Weissmann, E. (2014) Exploring the Wild Wild East: The Transnational Aesthetics of Ripper Street. In: Fernsehen: Europaeische Perspektiven. Festschrift Prof. Dr. Lothar Mikos. Eichner, S. (ed.). Konstanz und Muenchen: UVK, p. 107-120

Weissmann, E. & Thornham, H., (2014), Remaking Public Service for Commercial Consumption: Jamie’s School Dinners Comes to America. In: Remake Television. Reboot, Re-use, Recycle. Lavigne, C. (ed.). Lanham, Maryland, Plymouth: Lexington Books, p. 187-202 

Weissmann, E. (2014) Troubled by Violence: Transnational Complexity and the Critique of Masculinity in Ripper Street. In: Upstairs and Downstairs. British Costume Drama Television from The Forsyte Saga to Downton Abbey. Leggott, J. & Taddeo, J. (eds.). Lanham, Bolder, New York, London: Rowman & Littlefield, p. 275-286
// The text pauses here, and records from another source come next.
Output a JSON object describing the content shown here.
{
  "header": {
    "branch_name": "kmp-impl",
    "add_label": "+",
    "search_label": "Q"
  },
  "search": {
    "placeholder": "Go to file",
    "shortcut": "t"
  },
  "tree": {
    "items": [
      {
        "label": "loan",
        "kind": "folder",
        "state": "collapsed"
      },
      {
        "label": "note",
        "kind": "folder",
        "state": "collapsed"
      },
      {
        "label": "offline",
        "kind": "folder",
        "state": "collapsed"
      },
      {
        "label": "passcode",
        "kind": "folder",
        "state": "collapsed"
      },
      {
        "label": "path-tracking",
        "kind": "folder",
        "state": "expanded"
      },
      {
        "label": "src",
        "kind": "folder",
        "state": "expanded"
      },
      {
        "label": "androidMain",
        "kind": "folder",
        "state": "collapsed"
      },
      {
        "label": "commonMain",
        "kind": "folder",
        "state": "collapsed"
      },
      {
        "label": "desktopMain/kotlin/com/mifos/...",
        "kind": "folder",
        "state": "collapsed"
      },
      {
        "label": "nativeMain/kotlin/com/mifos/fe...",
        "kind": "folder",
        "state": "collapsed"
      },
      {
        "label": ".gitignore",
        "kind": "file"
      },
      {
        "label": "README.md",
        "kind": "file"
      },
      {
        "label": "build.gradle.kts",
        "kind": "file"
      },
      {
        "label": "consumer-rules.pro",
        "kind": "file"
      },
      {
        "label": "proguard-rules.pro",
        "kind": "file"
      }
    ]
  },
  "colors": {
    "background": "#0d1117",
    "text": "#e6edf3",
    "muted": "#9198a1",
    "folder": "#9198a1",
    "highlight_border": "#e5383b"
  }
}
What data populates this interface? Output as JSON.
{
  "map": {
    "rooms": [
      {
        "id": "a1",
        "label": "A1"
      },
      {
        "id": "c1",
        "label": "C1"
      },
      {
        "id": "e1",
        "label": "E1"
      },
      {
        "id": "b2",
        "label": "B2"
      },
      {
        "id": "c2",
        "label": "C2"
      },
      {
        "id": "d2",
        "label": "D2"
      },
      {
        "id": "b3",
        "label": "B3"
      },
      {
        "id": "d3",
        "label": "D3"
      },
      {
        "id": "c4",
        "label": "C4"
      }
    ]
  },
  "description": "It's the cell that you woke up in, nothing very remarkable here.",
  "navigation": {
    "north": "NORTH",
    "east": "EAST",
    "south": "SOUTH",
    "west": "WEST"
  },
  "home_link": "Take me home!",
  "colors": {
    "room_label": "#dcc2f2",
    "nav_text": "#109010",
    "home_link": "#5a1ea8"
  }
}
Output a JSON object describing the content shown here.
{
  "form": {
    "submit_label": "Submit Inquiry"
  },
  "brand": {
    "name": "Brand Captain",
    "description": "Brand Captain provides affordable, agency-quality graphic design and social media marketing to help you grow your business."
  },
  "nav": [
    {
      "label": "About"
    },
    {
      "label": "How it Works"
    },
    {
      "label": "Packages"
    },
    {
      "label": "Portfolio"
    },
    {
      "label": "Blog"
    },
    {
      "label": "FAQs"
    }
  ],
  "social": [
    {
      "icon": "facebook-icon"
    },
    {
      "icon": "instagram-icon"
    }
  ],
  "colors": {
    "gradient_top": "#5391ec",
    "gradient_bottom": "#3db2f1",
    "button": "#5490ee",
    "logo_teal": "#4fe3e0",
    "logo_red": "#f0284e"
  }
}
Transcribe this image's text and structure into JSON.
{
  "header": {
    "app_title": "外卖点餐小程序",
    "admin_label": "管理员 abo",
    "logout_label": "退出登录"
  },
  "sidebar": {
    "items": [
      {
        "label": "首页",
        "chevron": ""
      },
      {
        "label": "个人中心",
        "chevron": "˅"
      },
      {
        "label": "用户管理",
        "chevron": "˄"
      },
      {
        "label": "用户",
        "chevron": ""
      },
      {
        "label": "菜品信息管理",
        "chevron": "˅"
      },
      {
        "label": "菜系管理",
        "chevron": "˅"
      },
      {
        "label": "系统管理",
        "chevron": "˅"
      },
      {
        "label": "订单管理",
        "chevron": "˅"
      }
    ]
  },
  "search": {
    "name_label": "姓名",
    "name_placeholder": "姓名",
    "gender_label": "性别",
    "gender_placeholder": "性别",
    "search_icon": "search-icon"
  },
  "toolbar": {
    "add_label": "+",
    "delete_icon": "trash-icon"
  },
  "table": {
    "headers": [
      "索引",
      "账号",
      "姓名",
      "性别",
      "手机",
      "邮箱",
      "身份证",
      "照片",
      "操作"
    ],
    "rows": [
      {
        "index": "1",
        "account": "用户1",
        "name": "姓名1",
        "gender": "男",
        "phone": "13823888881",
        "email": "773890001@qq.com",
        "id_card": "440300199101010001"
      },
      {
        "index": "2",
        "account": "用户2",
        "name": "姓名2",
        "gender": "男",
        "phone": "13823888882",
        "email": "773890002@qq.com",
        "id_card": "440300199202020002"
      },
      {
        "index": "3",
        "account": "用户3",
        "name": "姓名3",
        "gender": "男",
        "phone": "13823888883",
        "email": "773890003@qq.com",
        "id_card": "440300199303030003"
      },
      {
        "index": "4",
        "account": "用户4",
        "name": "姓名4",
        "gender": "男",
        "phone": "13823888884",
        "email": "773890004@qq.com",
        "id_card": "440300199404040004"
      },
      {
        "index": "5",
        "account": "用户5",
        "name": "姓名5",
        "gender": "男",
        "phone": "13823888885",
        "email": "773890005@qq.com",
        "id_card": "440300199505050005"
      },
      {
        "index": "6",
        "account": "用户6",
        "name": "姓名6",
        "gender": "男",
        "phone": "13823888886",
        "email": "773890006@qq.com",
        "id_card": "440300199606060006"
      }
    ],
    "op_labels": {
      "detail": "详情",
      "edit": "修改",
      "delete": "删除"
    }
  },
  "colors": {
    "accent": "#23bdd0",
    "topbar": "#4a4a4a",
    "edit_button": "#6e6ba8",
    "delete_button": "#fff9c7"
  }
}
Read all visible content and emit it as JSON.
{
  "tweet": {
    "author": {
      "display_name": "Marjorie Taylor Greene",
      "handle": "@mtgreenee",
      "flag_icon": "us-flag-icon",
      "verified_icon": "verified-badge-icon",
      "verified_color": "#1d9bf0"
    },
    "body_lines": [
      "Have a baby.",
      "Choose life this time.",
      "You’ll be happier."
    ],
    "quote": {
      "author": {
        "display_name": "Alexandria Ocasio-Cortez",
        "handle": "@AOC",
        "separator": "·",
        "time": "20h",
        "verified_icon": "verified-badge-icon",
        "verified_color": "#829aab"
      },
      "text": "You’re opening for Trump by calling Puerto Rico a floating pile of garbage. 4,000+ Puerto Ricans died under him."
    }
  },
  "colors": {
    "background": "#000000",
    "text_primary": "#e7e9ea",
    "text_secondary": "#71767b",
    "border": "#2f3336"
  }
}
Wright, A. (2014): This Wonderful Commercial Machine: Gender, Class, and The Pleasures and Spectacle of Shopping in The Paradise and Mr Selfridge. In: Upstairs and Downstairs: British Costume Drama Television from The Forsyte Saga to Downton Abbey. Leggott, J. & Taddeo, J. A. (eds.). Lanham, Boulder, New York, London: Rowman and Littlefield, p. 235-248